Sudan: Islamist party says intelligence arrested its leader

Mohamed Ali Al-Jazouli, the chairman of the State of Law and Development Party in Sudan [Twitter]
Mohamed Ali Al-Jazouli, the chairman of the State of Law and Development Party in Sudan [Twitter]

The Sudanese State of Law and Development Party revealed on Wednesday that a military intelligence force arrested the party leader, Mohamed Ali Al-Jazouli.

The party added in a statement: "Al-Jazouli was arrested by the military intelligence, as part of a security campaign launched by the authorities to silence oppositionists, block different opinions and righteous voices."

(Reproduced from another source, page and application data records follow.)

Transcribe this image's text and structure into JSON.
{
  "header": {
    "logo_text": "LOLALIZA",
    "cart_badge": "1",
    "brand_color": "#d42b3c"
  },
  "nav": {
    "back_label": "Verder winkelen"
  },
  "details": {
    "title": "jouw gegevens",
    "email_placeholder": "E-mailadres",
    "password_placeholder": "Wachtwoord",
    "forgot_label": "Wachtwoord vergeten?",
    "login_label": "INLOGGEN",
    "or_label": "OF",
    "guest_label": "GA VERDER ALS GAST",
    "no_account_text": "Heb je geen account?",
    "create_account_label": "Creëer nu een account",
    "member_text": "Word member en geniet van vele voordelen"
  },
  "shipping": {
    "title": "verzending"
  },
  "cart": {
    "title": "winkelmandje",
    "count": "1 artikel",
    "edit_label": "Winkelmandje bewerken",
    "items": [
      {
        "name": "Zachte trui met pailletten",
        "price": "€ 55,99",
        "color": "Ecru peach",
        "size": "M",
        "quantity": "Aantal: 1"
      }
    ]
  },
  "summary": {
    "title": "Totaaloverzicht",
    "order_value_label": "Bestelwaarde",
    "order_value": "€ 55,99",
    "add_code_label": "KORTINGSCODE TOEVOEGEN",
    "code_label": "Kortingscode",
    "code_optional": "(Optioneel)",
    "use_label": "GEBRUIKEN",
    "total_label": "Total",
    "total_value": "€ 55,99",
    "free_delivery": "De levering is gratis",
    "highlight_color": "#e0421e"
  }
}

The statement continued: "The State of Law and Development Party has performed well in revealing conspiracies being plotted against the country, including internal security threats aimed to shake the country's stability, as well as regional and international interventions."

"The party has continued its activities against the recent legal distortions, and organised demonstrations in front of the Ministry of Justice for the third consecutive day, in rejection of these amendments that contradict with Islamic legislation," according to the statement.

The statement indicated that the party: "Promised that the coming Friday will be a Friday of anger in mosques in rejection of the amendments made by the Ministry of Justice."

As of 11:15 GMT, there was no official comment from the authorities nor the army in Sudan on the party's statement.

READ: Sudan, armed movements delay signing peace agreement

In early July, the Sudanese army denied information provided by Al-Jazouli about the existence of what he described as "a racist project to divide the country," designed by "extremist secular parties, political forces and armed movements with regional support" to invade the city of Khartoum, strike the leadership of the armed forces, and make arrests in army ranks.

In the same month, the State of Law and Development Party strongly criticised legal amendments approved by the Ministry of Justice, including allowing non-Muslims to drink alcohol, repealing the apostasy law, abolishing the use of public flogging as punishment and prohibiting female genital mutilation.

The party considered that these amendments constitute a "war on morals" and come within the efforts to "obliterate the country's Islamic identity."

On 11 April, 2019, the army leadership ousted Omar Al-Bashir, under the weight of popular protests that began in late 2018, denouncing the deteriorating economic situation.

On 21 August, 2019, a transition period of 39 months ending in elections commenced in Sudan, during which power is shared by the army and the Forces of Freedom and Change (FFC), leader of the popular protests, along with a transitional government.

Show Comments
Show Comments